* [What to do] Search the data below for the word "technologijos" and report how many lines contain it, with no added words.

-------- Data under study --------

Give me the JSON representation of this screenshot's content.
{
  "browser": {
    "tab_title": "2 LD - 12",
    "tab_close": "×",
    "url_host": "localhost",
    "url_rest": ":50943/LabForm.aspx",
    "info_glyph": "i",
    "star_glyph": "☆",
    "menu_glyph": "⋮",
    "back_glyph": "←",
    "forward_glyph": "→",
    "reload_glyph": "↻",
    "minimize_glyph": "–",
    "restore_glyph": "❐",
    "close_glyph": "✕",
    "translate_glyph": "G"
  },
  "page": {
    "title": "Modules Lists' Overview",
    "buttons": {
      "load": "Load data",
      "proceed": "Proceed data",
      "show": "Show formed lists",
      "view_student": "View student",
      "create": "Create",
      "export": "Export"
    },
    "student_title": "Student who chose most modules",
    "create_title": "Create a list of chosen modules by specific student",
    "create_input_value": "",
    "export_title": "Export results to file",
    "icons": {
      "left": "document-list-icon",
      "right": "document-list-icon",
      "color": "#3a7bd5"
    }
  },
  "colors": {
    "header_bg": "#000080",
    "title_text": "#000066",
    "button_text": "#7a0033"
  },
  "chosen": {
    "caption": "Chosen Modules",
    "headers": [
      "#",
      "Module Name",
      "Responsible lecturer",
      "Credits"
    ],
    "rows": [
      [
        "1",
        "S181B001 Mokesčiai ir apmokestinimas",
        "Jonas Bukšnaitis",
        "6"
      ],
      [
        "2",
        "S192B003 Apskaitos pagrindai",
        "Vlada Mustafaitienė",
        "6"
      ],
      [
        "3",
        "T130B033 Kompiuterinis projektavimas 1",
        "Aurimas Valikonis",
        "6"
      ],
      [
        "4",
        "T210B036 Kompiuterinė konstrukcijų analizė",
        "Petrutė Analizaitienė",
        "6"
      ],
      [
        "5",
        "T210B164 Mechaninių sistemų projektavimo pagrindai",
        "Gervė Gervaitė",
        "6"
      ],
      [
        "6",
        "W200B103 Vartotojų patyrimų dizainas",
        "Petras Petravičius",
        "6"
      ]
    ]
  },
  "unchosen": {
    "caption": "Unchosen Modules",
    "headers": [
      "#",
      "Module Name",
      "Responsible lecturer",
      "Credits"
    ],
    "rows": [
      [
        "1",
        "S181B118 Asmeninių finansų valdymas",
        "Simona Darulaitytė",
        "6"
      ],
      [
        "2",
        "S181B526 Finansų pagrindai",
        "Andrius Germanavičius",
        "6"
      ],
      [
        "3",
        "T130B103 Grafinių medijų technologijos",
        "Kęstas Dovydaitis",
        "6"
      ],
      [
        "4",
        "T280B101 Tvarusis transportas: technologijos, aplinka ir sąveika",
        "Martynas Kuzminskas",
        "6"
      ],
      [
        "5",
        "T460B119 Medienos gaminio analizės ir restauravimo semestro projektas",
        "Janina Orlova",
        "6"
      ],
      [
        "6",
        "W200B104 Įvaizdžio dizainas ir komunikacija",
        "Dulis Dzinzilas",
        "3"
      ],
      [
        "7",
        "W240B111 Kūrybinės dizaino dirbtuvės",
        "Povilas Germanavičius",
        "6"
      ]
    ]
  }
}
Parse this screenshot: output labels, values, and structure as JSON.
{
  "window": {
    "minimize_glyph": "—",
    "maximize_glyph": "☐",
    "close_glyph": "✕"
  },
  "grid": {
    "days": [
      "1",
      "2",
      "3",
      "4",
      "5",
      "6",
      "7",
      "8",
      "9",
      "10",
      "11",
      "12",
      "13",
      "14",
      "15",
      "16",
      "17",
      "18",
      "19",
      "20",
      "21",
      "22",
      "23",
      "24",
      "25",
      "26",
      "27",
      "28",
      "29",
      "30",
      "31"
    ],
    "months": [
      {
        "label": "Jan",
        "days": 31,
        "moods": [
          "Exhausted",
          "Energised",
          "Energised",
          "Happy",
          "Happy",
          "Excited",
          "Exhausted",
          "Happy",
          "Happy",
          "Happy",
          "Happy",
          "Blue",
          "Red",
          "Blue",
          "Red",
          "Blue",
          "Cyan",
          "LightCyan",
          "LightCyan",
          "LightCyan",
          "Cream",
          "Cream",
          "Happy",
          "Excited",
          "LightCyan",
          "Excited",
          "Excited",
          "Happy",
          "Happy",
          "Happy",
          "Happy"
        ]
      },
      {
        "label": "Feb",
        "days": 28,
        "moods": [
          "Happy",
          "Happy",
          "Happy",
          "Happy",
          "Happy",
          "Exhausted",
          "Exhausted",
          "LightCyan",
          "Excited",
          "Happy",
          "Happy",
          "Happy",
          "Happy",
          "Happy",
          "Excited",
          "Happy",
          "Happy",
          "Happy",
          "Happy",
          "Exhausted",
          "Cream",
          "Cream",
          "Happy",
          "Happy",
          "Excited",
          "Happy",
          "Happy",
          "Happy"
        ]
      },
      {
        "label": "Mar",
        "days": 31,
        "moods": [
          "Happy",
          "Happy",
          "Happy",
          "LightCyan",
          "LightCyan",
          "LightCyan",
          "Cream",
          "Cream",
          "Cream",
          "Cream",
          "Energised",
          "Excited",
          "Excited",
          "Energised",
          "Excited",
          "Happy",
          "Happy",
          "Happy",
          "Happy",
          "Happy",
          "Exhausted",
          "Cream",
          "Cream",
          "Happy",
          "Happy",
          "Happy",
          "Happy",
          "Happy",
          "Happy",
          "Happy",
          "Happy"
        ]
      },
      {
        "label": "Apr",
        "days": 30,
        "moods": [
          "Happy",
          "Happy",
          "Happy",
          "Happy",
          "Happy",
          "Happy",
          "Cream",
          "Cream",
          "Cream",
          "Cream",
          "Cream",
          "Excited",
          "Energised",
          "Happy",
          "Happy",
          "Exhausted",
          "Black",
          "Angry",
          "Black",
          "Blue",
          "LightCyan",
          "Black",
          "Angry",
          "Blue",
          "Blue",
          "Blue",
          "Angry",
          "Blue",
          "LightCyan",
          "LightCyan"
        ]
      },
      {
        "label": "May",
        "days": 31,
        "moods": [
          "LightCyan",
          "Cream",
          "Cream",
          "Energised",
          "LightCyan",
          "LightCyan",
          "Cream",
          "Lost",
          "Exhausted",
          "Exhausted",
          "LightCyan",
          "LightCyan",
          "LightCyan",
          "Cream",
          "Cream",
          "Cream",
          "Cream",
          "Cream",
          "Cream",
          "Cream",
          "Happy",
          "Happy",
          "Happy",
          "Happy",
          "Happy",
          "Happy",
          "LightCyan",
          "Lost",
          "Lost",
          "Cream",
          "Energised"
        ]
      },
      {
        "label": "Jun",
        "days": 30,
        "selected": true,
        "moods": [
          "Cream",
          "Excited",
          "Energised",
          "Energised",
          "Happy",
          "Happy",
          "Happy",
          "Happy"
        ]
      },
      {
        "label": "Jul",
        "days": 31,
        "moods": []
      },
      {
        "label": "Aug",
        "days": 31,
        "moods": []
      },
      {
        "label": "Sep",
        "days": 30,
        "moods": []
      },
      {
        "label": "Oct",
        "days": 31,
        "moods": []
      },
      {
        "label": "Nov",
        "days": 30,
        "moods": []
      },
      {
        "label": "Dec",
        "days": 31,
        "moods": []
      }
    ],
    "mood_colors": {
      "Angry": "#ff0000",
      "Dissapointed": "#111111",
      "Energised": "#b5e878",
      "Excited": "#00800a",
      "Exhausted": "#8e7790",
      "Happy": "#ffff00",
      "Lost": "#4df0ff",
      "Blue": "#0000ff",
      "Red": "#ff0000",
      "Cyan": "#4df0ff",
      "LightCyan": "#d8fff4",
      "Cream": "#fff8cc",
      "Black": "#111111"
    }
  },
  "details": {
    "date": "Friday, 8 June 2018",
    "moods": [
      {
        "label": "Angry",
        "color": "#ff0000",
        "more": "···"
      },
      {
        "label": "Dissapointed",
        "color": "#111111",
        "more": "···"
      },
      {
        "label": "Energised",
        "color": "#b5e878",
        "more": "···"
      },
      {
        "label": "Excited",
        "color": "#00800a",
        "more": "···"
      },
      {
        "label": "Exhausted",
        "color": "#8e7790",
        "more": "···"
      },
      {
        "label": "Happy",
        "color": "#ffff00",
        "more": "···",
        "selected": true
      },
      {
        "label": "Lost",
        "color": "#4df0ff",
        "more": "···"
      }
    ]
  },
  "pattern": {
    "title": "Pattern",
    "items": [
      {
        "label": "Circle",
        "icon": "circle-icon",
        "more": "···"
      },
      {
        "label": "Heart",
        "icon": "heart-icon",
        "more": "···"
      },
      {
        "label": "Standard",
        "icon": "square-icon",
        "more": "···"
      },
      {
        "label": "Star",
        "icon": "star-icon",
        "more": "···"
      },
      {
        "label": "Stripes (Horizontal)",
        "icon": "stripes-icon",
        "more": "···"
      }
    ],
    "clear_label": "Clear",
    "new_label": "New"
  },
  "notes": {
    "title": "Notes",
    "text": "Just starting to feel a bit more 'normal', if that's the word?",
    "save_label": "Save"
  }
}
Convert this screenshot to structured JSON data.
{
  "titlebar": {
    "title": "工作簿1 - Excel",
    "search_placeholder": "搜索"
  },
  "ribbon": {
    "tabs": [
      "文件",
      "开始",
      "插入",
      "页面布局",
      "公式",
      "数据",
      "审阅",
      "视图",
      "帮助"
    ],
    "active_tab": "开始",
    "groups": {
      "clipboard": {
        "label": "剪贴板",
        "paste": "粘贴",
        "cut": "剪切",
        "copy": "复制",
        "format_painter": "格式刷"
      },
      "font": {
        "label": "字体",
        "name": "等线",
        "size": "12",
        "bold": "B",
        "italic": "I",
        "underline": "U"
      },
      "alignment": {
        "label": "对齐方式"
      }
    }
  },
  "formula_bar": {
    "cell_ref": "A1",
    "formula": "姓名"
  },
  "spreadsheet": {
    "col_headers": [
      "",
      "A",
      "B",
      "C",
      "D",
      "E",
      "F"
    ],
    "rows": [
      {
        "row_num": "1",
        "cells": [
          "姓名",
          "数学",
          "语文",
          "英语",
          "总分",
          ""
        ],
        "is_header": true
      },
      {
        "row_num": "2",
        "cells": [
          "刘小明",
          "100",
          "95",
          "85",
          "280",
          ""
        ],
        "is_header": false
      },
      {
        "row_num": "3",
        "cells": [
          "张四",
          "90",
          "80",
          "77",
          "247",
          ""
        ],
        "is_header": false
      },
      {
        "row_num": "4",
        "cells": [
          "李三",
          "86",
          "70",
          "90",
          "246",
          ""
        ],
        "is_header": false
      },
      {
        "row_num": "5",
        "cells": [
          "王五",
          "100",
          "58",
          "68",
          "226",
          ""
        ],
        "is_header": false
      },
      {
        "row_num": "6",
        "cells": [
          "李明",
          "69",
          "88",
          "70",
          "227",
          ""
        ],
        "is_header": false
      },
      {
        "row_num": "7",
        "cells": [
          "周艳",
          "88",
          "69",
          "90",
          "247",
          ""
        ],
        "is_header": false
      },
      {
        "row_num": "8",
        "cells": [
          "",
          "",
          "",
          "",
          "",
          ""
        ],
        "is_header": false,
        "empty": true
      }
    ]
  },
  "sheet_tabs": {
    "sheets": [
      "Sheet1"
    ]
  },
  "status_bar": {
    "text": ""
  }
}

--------

* [Response] 2